If you are considering divorce and are seeking information, check out this guest post, written by family law attorney, Anna Krolikowska on behalf of The Collaborative Law Institute of Illinois. The post discusses how the new Illinois divorce laws (which went into effect in January of 2016) might have an affect on the outcome of your divorce.In other words, what you’ve always heard about divorce might have just changed.
2016 Brought A New Divorce Statute in Illinois: 3 Major Considerations When Considering Divorce
By Anna Krolikowska, a Family Law Attorney in Private Practice On Behalf of The Collaborative Law Institute of Illinois
Perhaps you, or someone you deeply care about is considering, or is already going through a divorce. Regardless of why you find yourself seeking information about the divorce process, it is important to note that 2016 brought a lot of changes to the divorce process in Illinois. Three big changes have big impact on the divorce process in Illinois.
1. Illinois now recognizes only one legal reason, also known as grounds, for a divorce: irreconcilable differences resulting in a breakdown of the marriage. Moreover, we now have a presumption that if a divorcing couple has lived separate and apart for 6 months immediately prior to the divorce, they have experienced a breakdown of the marriage caused by irreconcilable differences. That means that in divorces cases courts will no longer consider allegations of physical or mental cruelty, adultery, or addiction as to cause of the breakdown of the marriage, and there will be no determination as to who was at fault for the breakdown of the marriage.
2. For couples with children it is important to note that Illinois will no longer award custody in divorce matters. Rather parents will be granted parental responsibility for making significant life decisions for their children, like education, religious training and medical care, as well as parenting time, and daily caretaking functions. As a side note, any future modifications of previously entered custody judgment will be reviewed and potentially modified to incorporate the parental responsibility sections of the revised Illinois Marriage and Dissolution of Marriage Act.
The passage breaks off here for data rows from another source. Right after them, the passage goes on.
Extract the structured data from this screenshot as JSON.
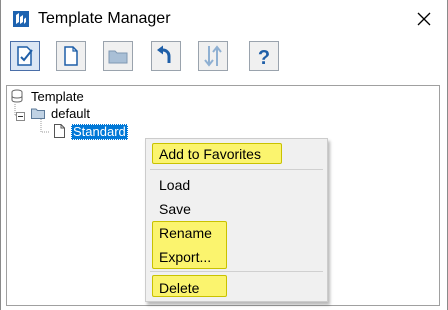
{
  "window": {
    "title": "Template Manager",
    "icon": "template-manager-app-icon",
    "close_icon": "close-icon"
  },
  "toolbar": {
    "buttons": [
      {
        "name": "select-template",
        "icon": "document-check-icon",
        "active": true
      },
      {
        "name": "new-template",
        "icon": "new-document-icon",
        "active": false
      },
      {
        "name": "new-folder",
        "icon": "folder-icon",
        "active": false,
        "disabled": true
      },
      {
        "name": "undo",
        "icon": "undo-arrow-icon",
        "active": false
      },
      {
        "name": "sort",
        "icon": "sort-arrows-icon",
        "active": false,
        "disabled": true
      },
      {
        "name": "help",
        "icon": "help-icon",
        "active": false
      }
    ]
  },
  "tree": {
    "root_label": "Template",
    "folder_label": "default",
    "selected_label": "Standard"
  },
  "context_menu": {
    "items": [
      "Add to Favorites",
      "Load",
      "Save",
      "Rename",
      "Export...",
      "Delete"
    ],
    "highlighted": [
      "Add to Favorites",
      "Rename",
      "Export...",
      "Delete"
    ]
  },
  "colors": {
    "selection": "#0078d7",
    "highlight": "#fff53c",
    "toolbar_icon_blue": "#1f5fa8"
  }
}
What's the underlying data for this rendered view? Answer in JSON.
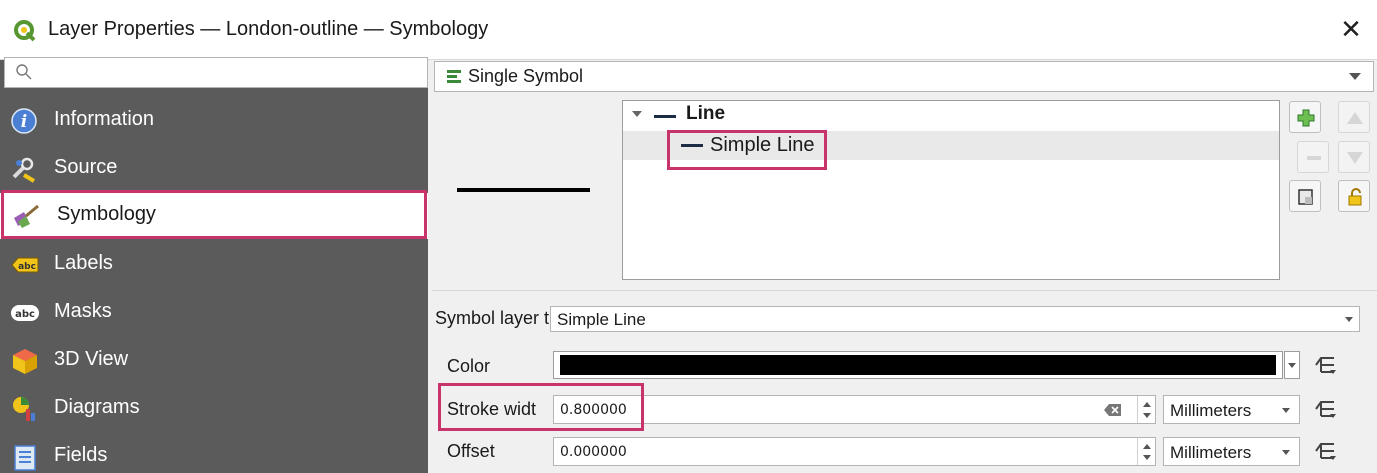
{
  "window": {
    "title": "Layer Properties — London-outline — Symbology",
    "close_symbol": "✕"
  },
  "sidebar": {
    "search_placeholder": "",
    "items": [
      {
        "label": "Information",
        "icon": "information-icon"
      },
      {
        "label": "Source",
        "icon": "source-icon"
      },
      {
        "label": "Symbology",
        "icon": "symbology-icon",
        "active": true
      },
      {
        "label": "Labels",
        "icon": "labels-icon"
      },
      {
        "label": "Masks",
        "icon": "masks-icon"
      },
      {
        "label": "3D View",
        "icon": "3d-view-icon"
      },
      {
        "label": "Diagrams",
        "icon": "diagrams-icon"
      },
      {
        "label": "Fields",
        "icon": "fields-icon"
      }
    ]
  },
  "renderer": {
    "selected": "Single Symbol"
  },
  "symbol_tree": {
    "parent_label": "Line",
    "child_label": "Simple Line"
  },
  "symbol_layer": {
    "type_label": "Symbol layer t",
    "type_value": "Simple Line",
    "color_label": "Color",
    "color_value": "#000000",
    "stroke_width_label": "Stroke widt",
    "stroke_width_value": "0.800000",
    "stroke_width_unit": "Millimeters",
    "offset_label": "Offset",
    "offset_value": "0.000000",
    "offset_unit": "Millimeters"
  },
  "colors": {
    "sidebar_bg": "#5b5b5b",
    "highlight": "#c8336b",
    "qgis_green": "#589632"
  }
}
3. For those who will potentially either pay or receive spousal support it is important to note that for couples whose combined incomes are less than $250,000 gross total, in the event the Court determines that maintenance–also known as spousal support is appropriate, unless it finds that a deviation is appropriate, the Court will apply a statutory formula as to both the length of time, and the amount of maintenance payments.
If you are considering a divorce you might wish to obtain more information about the recent developments within the Illinois law, as well as consider using alternative dispute resolution methods, like mediation or collaborative process. The Collaborative Law Institute of Illinois is an excellent resource.